We got an early start, hitting the trailhead before 7:30 AM. We aired down and disconnected beside the road at the trailhead. It would have been better to stop at the parking area a half-mile before the trail, but again there was no traffic and we weren't in anyone's way.
The trail gets serious immediately, and the first set of ledges off the Kane Creek Road got our attention. It turns out that these are probably the most challenging obstacle on the trail now, at least if you choose your line to include the difficult parts. Roger got some good flex going down these ledges. We were thinking that we would be in for a challenging day as the trail descriptions suggested. However, with the difficult, off-camber obstacle on the shelf road filled in, the trail doesn't have the high rating that it used to.
Kane Creek was low and there were no issues crossing it. The climb up the other side requires some attention to your line, but there were no difficulties. The views were fantastic, and if you don't like heights, the shelf road can be intimidating, but there are no difficult obstacles near the edge anymore. In fact, if we hadn't read the trail description, we would have driven right past the section that used to be so scary.
We played around on the ledges on the way up, trying the most difficult lines and making them for the most part. The good thing was that there were multiple lines for most of these and by simply trying a different line you could make the obstacles more or less difficult to match your vehicle and driving skill. The one place with no real option for a line that was a little worrisome was where you have to squeeze by a rock outcrop and there's a narrow ledge where it gets tippy. It was definitely worse for the long wheelbase, especially on the way down when the driver is on the low side and the Jeep's nose being down heightens the feeling of being tippy. It wasn't really that bad, but knowing your low side tires are next to the edge of the ledge does make you pucker.

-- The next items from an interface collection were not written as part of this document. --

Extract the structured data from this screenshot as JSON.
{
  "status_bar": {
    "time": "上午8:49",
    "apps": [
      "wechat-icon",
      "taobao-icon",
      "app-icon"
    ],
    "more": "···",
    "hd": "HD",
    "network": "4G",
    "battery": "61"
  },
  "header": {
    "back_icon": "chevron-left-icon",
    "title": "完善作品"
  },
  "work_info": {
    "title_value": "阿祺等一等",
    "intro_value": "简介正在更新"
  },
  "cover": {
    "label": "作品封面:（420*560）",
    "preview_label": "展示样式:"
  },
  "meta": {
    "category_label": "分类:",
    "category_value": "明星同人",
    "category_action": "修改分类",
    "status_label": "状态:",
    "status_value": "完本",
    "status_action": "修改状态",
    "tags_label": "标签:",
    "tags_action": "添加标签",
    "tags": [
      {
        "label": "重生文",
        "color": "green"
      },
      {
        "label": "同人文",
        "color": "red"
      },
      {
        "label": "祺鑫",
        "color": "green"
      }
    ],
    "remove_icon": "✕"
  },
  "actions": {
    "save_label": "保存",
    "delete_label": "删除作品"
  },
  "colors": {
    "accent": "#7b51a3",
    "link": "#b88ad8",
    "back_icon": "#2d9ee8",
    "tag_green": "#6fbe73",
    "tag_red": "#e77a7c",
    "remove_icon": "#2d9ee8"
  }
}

We lunched at the overlook, checking out the potash plant and the river. Again, there wasn't much activity to be seen anywhere. On the way down we finally ran into a group of other 4x4 vehicles and had to wait for them to pass at one of the ledges. Incredibly, a Toyota 4Runner with running boards was coming up the trail with a child standing on each of the running boards. They looked to be no more than eight years old and we began to wonder if they'd see nine! They even stayed on the running boards as the Toyota tried to make it over the ledge. After the Toyota bounced around a bit, the driver had the kids get off, but they ran right back and jumped on while the Toyota was still spinning its tires and bouncing around. Truly incredible!

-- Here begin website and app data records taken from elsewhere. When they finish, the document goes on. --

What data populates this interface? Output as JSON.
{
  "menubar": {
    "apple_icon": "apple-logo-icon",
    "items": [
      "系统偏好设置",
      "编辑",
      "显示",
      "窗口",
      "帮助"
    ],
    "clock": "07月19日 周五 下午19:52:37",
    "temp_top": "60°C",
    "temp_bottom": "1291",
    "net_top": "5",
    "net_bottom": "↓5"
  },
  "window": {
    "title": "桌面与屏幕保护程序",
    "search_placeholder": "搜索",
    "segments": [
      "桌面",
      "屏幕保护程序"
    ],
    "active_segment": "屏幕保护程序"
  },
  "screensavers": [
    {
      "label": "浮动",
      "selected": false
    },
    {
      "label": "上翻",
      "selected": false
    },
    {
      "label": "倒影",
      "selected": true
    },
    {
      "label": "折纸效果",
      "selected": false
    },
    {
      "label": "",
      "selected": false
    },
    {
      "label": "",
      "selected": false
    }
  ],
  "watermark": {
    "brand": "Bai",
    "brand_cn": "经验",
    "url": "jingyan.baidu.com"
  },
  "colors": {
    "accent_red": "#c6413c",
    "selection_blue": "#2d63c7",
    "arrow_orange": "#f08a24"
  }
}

We ended up back at the trailhead around 1:00 PM. Even though we had heard that the trail can be run in three or four hours round trip, it had taken us over five hours with just two Jeeps. We left the trail and headed on to Hell's Revenge.

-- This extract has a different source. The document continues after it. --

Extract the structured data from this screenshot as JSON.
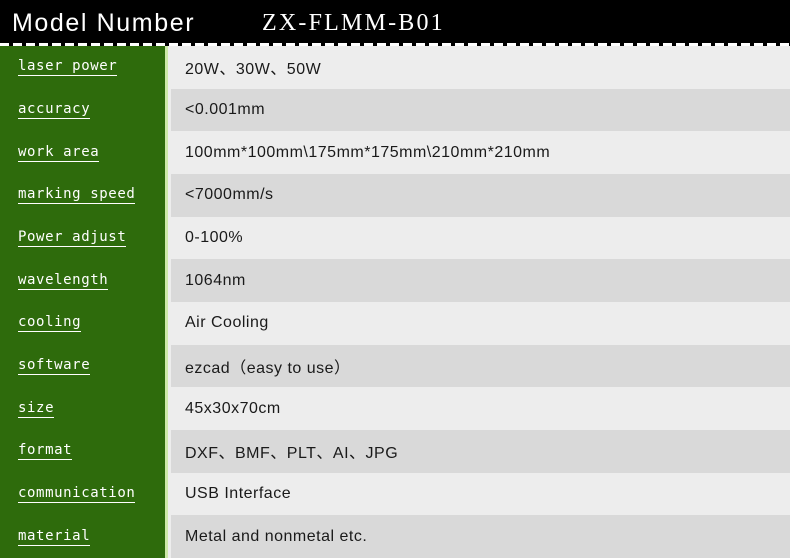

Reports from Other Days: 3
Use the arrows or dots to flip through the previews of the other reports for Cliff Hanger. Click one of them to read more and see all of the photos from that day.